Characterisation of Ion Implantation-induced Defects in Certain Technologically Important Materials by Positron Annihilation (Review Paper)
The application of positron annihilation spectroscopy for the studies of defects produced by different types of charged particles and ions in a variety of materials is discussed with specific examples. The ability to detect and quantify the information through the characteristic parameters of the annihilation radiation in a totally non-destructive method has made the fundamental process of electron-positron annihilation a powerful spectroscopic probe for investigating the structure and properties of materials. Ion implantation produces defects in the structure of solids and the latter can be recovered from the defects by annealing at high temperatures. Here the annealing is done in sequential steps so that the different stages of evolution of defects and their interaction with impurity atoms can be studied systematically. Defects produced by irradiation by particles like protons, alpha, boron and neon ions in materials ranging from simple metals to binary alloys are discussed.
A detailed evaluation of the positron lifetimes in terms of the popular positron trapping models is also presented. Further as a special case, the method of extraction of values of several useful physical parameters of inert gas bubbles inside a metal matrix is explained with the help of a model analysis.
Defence Science Journal, 2009, 59(4), pp.329-341, DOI:http://dx.doi.org/10.14429/dsj.59.1531

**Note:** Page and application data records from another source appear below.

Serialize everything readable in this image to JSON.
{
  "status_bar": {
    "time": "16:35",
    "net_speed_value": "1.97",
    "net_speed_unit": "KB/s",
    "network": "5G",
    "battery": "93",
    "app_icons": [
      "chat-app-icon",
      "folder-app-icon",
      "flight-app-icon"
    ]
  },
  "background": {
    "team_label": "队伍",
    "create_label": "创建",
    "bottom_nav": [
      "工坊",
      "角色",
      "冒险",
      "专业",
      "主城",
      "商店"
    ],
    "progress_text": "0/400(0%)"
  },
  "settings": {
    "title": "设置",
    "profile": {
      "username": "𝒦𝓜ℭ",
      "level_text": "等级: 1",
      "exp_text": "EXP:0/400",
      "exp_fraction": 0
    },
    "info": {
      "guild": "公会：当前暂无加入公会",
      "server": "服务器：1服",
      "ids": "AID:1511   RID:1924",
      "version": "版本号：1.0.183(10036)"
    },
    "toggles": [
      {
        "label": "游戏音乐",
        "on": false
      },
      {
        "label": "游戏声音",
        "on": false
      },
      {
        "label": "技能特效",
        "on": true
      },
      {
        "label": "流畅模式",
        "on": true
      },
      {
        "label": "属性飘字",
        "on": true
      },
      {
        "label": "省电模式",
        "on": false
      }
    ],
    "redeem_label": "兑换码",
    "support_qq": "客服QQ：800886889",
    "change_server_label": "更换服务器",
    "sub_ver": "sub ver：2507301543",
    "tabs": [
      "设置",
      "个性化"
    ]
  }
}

where otherwise noted, the Articles on this site are licensed under Creative Commons License: CC Attribution-Noncommercial-No Derivative Works 2.5 India